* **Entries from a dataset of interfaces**
-------
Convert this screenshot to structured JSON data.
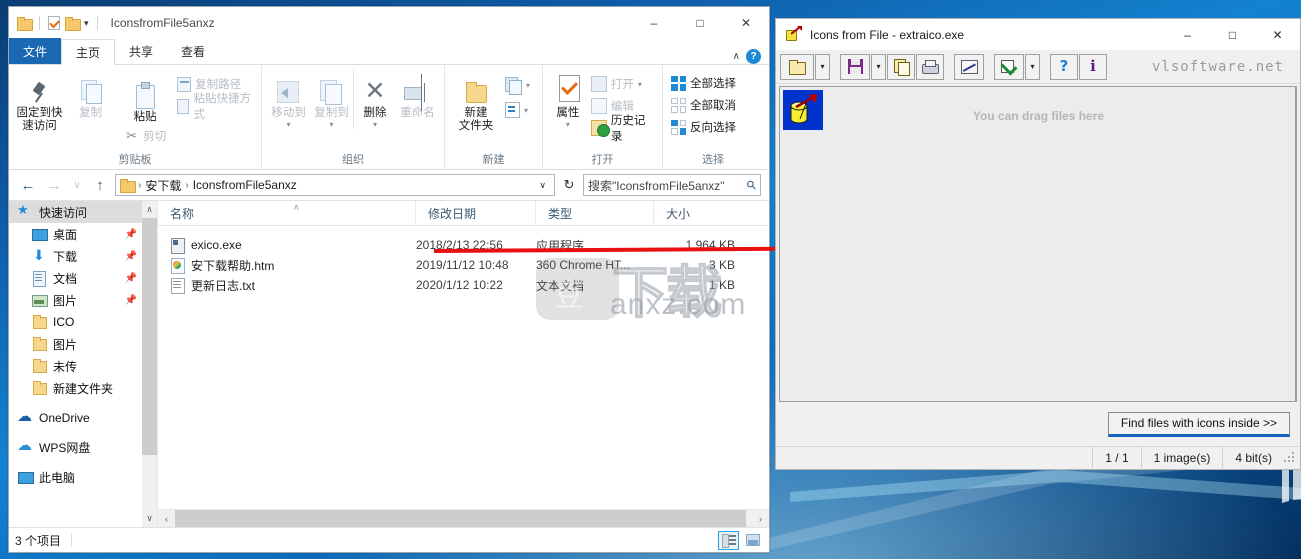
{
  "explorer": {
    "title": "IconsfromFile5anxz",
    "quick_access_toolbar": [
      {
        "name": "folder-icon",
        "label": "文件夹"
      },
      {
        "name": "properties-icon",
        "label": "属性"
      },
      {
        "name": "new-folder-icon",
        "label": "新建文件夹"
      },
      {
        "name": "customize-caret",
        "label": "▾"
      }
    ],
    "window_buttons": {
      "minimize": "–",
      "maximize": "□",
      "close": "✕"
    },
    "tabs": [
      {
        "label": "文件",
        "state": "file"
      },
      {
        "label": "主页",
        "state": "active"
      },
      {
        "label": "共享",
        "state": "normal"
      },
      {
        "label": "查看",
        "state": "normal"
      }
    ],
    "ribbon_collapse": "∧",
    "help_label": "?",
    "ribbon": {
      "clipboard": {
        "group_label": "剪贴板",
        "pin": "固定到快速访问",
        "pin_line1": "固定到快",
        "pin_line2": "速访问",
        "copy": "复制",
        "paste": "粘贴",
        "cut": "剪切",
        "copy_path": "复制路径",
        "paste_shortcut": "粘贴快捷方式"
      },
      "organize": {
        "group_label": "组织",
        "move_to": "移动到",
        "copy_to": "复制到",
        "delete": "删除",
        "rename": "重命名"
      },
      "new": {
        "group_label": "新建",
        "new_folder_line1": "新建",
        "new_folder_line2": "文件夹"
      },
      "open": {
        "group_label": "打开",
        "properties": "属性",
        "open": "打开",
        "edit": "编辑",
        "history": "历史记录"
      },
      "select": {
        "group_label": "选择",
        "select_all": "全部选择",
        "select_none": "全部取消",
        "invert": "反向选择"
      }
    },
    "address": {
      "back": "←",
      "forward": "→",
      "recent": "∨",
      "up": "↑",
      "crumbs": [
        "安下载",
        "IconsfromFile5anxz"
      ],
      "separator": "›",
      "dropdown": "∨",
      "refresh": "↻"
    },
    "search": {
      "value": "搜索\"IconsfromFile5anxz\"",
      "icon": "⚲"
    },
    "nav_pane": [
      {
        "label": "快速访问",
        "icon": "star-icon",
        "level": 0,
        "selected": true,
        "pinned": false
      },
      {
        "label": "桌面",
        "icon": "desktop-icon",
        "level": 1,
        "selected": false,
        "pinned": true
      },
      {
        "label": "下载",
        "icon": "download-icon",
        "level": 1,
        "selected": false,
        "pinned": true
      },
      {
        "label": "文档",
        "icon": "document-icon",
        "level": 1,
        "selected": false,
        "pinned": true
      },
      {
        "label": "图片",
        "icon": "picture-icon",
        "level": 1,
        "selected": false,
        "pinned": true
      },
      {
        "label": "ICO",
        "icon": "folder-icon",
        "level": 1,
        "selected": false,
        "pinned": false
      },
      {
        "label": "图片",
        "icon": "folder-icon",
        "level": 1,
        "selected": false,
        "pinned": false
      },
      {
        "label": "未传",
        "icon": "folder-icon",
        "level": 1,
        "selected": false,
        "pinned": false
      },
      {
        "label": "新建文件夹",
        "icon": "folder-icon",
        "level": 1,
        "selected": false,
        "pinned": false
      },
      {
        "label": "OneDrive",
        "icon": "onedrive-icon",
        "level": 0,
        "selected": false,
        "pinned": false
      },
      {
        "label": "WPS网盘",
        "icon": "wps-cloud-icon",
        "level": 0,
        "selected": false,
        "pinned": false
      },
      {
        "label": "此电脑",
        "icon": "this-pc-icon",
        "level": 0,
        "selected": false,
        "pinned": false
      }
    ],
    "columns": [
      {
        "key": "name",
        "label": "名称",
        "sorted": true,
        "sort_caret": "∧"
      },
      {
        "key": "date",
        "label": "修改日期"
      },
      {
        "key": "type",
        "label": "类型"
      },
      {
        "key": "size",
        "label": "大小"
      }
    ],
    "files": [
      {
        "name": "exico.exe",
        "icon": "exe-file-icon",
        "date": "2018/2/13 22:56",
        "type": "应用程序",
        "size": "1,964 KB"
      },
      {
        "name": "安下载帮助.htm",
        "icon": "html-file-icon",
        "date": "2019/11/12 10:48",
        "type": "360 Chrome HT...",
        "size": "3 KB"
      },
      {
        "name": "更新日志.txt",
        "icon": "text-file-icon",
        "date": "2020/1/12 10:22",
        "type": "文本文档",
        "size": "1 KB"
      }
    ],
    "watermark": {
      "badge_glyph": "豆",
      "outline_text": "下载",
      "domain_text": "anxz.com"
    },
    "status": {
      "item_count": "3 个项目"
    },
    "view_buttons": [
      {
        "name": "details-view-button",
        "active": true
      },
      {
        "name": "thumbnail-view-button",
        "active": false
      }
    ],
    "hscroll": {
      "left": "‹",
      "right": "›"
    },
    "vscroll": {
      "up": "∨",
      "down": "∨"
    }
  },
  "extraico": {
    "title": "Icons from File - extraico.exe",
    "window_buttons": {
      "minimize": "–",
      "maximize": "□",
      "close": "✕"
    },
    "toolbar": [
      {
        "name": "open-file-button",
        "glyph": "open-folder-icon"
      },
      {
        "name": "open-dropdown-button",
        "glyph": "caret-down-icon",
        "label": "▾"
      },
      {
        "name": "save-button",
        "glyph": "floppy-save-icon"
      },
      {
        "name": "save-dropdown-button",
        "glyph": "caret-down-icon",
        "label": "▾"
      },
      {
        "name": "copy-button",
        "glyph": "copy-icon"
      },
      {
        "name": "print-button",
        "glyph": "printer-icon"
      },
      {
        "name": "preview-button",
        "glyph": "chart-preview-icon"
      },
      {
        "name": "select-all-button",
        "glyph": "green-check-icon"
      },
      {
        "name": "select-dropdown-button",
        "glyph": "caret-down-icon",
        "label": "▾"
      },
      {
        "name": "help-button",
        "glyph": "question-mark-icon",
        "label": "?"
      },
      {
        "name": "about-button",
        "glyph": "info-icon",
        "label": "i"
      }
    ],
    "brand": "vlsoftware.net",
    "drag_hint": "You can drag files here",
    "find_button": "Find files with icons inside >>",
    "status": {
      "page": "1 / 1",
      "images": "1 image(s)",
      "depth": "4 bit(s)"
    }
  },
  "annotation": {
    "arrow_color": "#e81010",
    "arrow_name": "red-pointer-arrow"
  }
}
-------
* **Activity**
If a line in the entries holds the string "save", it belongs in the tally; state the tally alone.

* **Response to the exercise**
3